- **PROBLEM TO SOLVE**
With nothing left out, repeat every entry exactly.

- **DATA FOR THIS EXERCISE**

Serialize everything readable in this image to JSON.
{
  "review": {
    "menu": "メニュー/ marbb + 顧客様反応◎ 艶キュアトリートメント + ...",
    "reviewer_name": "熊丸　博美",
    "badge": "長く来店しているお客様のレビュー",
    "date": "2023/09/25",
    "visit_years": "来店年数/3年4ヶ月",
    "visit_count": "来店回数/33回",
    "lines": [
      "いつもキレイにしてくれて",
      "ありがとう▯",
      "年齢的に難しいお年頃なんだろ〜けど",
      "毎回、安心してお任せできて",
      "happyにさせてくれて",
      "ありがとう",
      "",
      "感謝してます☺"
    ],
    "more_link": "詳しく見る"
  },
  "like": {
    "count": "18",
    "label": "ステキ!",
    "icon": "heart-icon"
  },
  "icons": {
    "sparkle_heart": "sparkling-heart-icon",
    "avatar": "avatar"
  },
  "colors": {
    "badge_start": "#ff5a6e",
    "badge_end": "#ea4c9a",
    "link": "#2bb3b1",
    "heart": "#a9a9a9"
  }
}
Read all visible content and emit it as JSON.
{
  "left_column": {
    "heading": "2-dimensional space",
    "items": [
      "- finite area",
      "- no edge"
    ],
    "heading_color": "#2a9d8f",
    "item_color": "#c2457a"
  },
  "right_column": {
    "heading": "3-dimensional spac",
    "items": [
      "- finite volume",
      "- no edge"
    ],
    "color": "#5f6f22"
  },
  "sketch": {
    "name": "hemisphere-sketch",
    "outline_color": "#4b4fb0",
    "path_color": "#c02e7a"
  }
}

- **RESPONSE TO THIS EXERCISE**
Serialize everything readable in this image to JSON.
{
  "review": {
    "menu": "メニュー/ marbb + 顧客様反応◎ 艶キュアトリートメント + ...",
    "reviewer_name": "熊丸　博美",
    "badge": "長く来店しているお客様のレビュー",
    "date": "2023/09/25",
    "visit_years": "来店年数/3年4ヶ月",
    "visit_count": "来店回数/33回",
    "lines": [
      "いつもキレイにしてくれて",
      "ありがとう▯",
      "年齢的に難しいお年頃なんだろ〜けど",
      "毎回、安心してお任せできて",
      "happyにさせてくれて",
      "ありがとう",
      "",
      "感謝してます☺"
    ],
    "more_link": "詳しく見る"
  },
  "like": {
    "count": "18",
    "label": "ステキ!",
    "icon": "heart-icon"
  },
  "icons": {
    "sparkle_heart": "sparkling-heart-icon",
    "avatar": "avatar"
  },
  "colors": {
    "badge_start": "#ff5a6e",
    "badge_end": "#ea4c9a",
    "link": "#2bb3b1",
    "heart": "#a9a9a9"
  }
}
Read all visible content and emit it as JSON.
{
  "left_column": {
    "heading": "2-dimensional space",
    "items": [
      "- finite area",
      "- no edge"
    ],
    "heading_color": "#2a9d8f",
    "item_color": "#c2457a"
  },
  "right_column": {
    "heading": "3-dimensional spac",
    "items": [
      "- finite volume",
      "- no edge"
    ],
    "color": "#5f6f22"
  },
  "sketch": {
    "name": "hemisphere-sketch",
    "outline_color": "#4b4fb0",
    "path_color": "#c02e7a"
  }
}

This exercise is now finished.